- They’ll judge a website within 50 milliseconds based on its design (International Weekly Journal of Science, Carleton University).
With that in mind, it’s important that web copy is clear, precise and presented well—otherwise, visitors simply will leave and move on to the next site. Here are five tips when writing for an online audience:
1) Stick the important information at the beginning.
Cliffhangers are great for the movies, but it’s best to get to the point when it comes to your web content.
Since the typical user only stays on a page for seconds, answer the most basic questions—who, what, where, when, why and how—right out of the gate. Then, explain why your content matters, following that with supporting evidence and background information.
In the mood to learn some marketing lingo? This style of writing is called the Inverted Pyramid, in which you prioritize information by descending order of importance.
2) Use signposts and bullets.
Big blocks of text can be off-putting for online readers, who typically skim rather than read everything on the page. (Slate has an excellent article poking fun at how we read on the web that’s also informative).
Use subheaders to break up text and organize your information. For lists, consider using bulleted points so the content is easier to scan.
3) Don’t use jargon.
Keep the language simple in your online copy. Using that dollar-sized word might have been great on your SATs, but when it comes to online copy, they’re a pain.
Jargon by nature is exclusive, and those online readers who aren’t immediately aware of your industry’s terms will seek other information that’s easier to understand.
4) Keep it lean.
Cut the fluff. Ask yourself, “Does this add to the article? Is this information necessary?”
From a language standpoint, the words “that” and “just” often are ones you can eliminate from copy, along with adjectives, adverbs and prepositions.
Original sentence: 31 words
“Earlier this morning, Sally Smith, the director of marketing, relayed to the audience of nearly 500 at the annual conference that developing content for mobile audiences is becoming increasingly important nowadays.”
Edited sentence: 16 words
“Marketing Director Sally Smith said at the conference that mobile content is more important than before.”
5) Use supporting links.
Provide supporting evidence for your online copy by linking to current, relevant and authoritative voices on the subject matter.

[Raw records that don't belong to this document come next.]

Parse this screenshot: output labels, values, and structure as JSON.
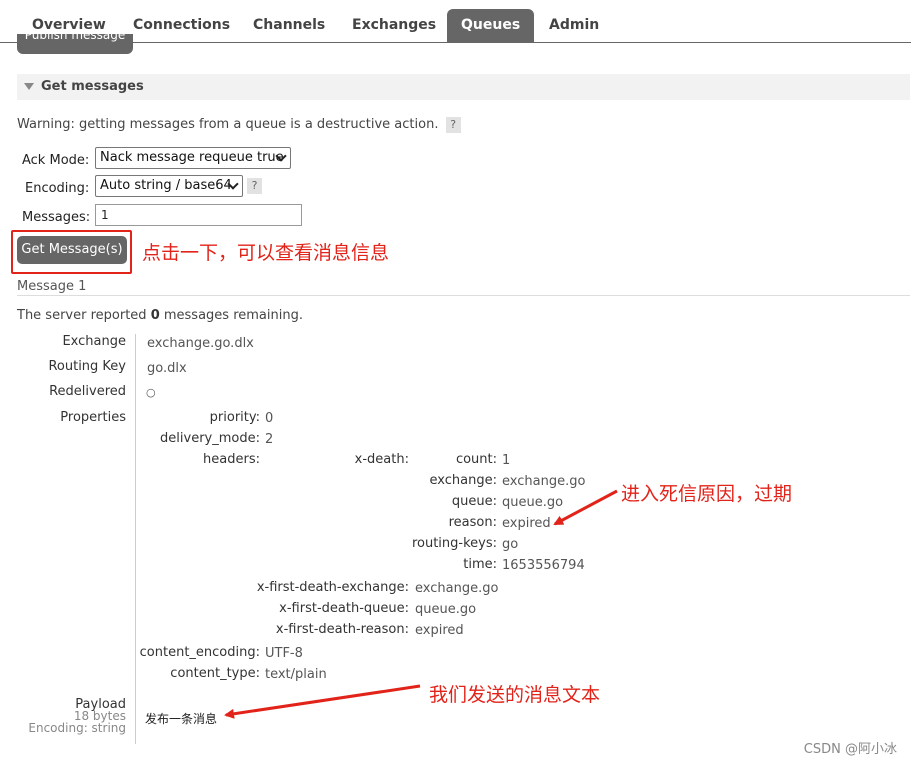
{
  "tabs": [
    "Overview",
    "Connections",
    "Channels",
    "Exchanges",
    "Queues",
    "Admin"
  ],
  "active_tab": "Queues",
  "publish_button": "Publish message",
  "section_title": "Get messages",
  "warning": "Warning: getting messages from a queue is a destructive action.",
  "help_glyph": "?",
  "form": {
    "ack_label": "Ack Mode:",
    "ack_value": "Nack message requeue true",
    "encoding_label": "Encoding:",
    "encoding_value": "Auto string / base64",
    "messages_label": "Messages:",
    "messages_value": "1"
  },
  "get_button": "Get Message(s)",
  "annotations": {
    "click": "点击一下，可以查看消息信息",
    "reason": "进入死信原因，过期",
    "payload": "我们发送的消息文本"
  },
  "message_header": "Message 1",
  "server_report": {
    "prefix": "The server reported ",
    "count": "0",
    "suffix": " messages remaining."
  },
  "fields": {
    "exchange_label": "Exchange",
    "exchange": "exchange.go.dlx",
    "routing_key_label": "Routing Key",
    "routing_key": "go.dlx",
    "redelivered_label": "Redelivered",
    "redelivered": "○",
    "properties_label": "Properties"
  },
  "properties": {
    "priority_k": "priority:",
    "priority": "0",
    "delivery_mode_k": "delivery_mode:",
    "delivery_mode": "2",
    "headers_k": "headers:",
    "xdeath_k": "x-death:",
    "count_k": "count:",
    "count": "1",
    "exchange_k": "exchange:",
    "exchange": "exchange.go",
    "queue_k": "queue:",
    "queue": "queue.go",
    "reason_k": "reason:",
    "reason": "expired",
    "routing_keys_k": "routing-keys:",
    "routing_keys": "go",
    "time_k": "time:",
    "time": "1653556794",
    "xfde_k": "x-first-death-exchange:",
    "xfde": "exchange.go",
    "xfdq_k": "x-first-death-queue:",
    "xfdq": "queue.go",
    "xfdr_k": "x-first-death-reason:",
    "xfdr": "expired",
    "content_encoding_k": "content_encoding:",
    "content_encoding": "UTF-8",
    "content_type_k": "content_type:",
    "content_type": "text/plain"
  },
  "payload": {
    "label": "Payload",
    "size": "18 bytes",
    "encoding": "Encoding: string",
    "text": "发布一条消息"
  },
  "watermark": "CSDN @阿小冰",
  "colors": {
    "tab_active": "#666666",
    "annotation": "#e2231a",
    "button": "#666666"
  }
}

Just be sure to not go overboard with the links; add them where they make sense.